home   about   search

biodiversity explorer

the web of life in southern Africa

Cyanomitra olivacea (Olive sunbird) 

[= Nectarinia olivacea

Olyfsuikerbekkie [Afrikaans]; Olijfgroene honingzuiger [Dutch]; Souimanga olivâtre [French]; Olivnektarvogel [German]; Beija-flor-oliváceo [Portuguese]

Life > Eukaryotes > Opisthokonta > Metazoa (animals) > Bilateria > Deuterostomia > Chordata > Craniata > Vertebrata (vertebrates)  > Gnathostomata (jawed vertebrates) > Teleostomi (teleost fish) > Osteichthyes (bony fish) > Class: Sarcopterygii (lobe-finned fish) > Stegocephalia (terrestrial vertebrates) > Tetrapoda (four-legged vertebrates) > Reptiliomorpha > Amniota > Reptilia (reptiles) > Romeriida > Diapsida > Archosauromorpha > Archosauria > Dinosauria (dinosaurs) > Saurischia > Theropoda (bipedal predatory dinosaurs) > Coelurosauria > Maniraptora > Aves (birds) > Order: Passeriformes > Family: Nectariniidae

Cyanomitra olivacea (Olive sunbird)  Cyanomitra olivacea (Olive sunbird)

Olive sunbird. [photo Johan van Rensburg ©]

Olive sunbird. [photo Johan van Rensburg ©]

Distribution and habitat

Occurs in West Africa and across the DRC, extending south through Tanzania, Zambia and Malawi to southern Africa. Here it is common in central and southern Mozambique and Swaziland, extending down the coast to KwaZulu-Natal and the Eastern Cape. It generally prefers coastal evergreen forests and thickets, but it also occupies dense woodland, banana and Eucalyptus plantations and well-wooded gardens.

Distribution of Olive sunbird in southern Africa, based on statistical smoothing of the records from first SA Bird Atlas Project (© Animal Demography unit, University of Cape Town; smoothing by Birgit Erni and Francesca Little). Colours range from dark blue (most common) through to yellow (least common). See here for the latest distribution from the SABAP2.  


It mainly feeds on nectar and arthropods, gleaning prey from foliage and spider webs and hawking insects aerially. The following food items have been recorded in its diet:

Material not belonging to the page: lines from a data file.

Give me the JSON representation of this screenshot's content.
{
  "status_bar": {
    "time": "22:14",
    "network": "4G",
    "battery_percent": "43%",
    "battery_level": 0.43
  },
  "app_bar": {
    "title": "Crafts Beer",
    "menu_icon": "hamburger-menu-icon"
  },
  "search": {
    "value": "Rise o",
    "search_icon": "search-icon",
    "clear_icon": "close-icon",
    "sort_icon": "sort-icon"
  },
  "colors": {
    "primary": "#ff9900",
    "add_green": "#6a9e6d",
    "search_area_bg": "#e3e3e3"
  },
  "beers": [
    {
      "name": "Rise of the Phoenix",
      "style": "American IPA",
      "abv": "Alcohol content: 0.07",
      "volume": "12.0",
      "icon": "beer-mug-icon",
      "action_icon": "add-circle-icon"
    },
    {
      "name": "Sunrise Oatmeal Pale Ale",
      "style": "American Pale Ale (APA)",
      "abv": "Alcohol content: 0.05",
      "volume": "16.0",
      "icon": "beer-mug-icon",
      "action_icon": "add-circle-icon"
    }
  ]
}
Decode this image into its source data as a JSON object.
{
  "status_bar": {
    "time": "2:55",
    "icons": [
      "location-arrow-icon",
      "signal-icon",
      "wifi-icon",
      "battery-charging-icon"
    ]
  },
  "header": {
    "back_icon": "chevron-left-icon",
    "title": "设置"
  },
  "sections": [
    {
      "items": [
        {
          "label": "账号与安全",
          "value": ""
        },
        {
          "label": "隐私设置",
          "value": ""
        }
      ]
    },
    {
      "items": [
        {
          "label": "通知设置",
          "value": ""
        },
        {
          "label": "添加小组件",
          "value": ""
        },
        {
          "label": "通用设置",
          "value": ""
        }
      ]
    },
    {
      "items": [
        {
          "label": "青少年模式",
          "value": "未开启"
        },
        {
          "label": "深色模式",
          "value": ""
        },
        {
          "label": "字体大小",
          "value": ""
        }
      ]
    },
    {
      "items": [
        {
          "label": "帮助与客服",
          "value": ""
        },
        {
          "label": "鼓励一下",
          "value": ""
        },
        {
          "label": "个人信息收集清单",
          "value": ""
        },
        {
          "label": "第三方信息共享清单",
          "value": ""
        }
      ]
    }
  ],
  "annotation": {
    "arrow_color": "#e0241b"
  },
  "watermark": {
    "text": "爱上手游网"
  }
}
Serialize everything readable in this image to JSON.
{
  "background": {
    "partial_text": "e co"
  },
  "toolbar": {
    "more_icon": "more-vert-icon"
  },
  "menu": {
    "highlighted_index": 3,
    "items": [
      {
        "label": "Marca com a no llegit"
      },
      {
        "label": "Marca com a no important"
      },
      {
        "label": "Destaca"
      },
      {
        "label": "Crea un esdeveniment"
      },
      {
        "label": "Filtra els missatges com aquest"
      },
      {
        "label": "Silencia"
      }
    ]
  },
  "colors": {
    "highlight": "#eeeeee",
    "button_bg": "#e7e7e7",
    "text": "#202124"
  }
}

  • Plants
    • nectar
      • Strelitzia nicolai (Coastal strelitzia)
      • Burchellia bubalina (Wild-pomegranate)
      • Erythrina (coral-trees)
      • Scadoxus (lilies)
      • Halleria lucida (Tree-fuchsia)
      • Leonotis leonurus (Wild dagga)
      • Hibiscus tiliaceus (Lagoon hibiscus)
      • Jacaranda mimosifolia (Jacaranda)
      • Kigelia africana (Sausage-tree)
      • Schotia brachypetala (Weeping boer-bean)
      • Gardenia (gardenias)
      • Fuchsia
      • Passiflora (granadina)
      • Tecoma (honeysuckles)
      • Macaranga (wild poplars)
      • Loranthaceae (mistletoes)
    • fruit
      • Trema orientalis (Pigeonwood)
      • juice sucked out of Ficus lutea (Giant-leaved fig)
  • Arthropods


  • The nest is built solely by the female, consisting of an elongate, pear-shaped structure made of a variety of materials, such as fine grass, twiglets, moss, lichen, leaves and Marasmius fungus bound together with spider web. The entrance hole is placed on the side, covered by a small roof, while the interior is typically lined with feathers, seed down and other fine fibres. It is typically attached at the roof to a branch or creeper beneath a dense canopy, or alternatively it can be put amongst roots and cavernous hollows on the ground in the forest or beside a stream, or even within a building or in a hanging basket.
  • Egg-laying season is from August-March, peaking from September-January.
  • It lays 1-3 eggs, which are incubated solely by the female for about 13-16 days.
  • The chicks are fed by both parents, leaving the nest after about 13-16 days.


Not threatened globally but Threatened in southern Mozambique, largely due to the destruction of coastal forest.


  • Hockey PAR, Dean WRJ and Ryan PG 2005. Roberts - Birds of southern Africa, VIIth ed. The Trustees of the John Voelcker Bird Book Fund, Cape Town.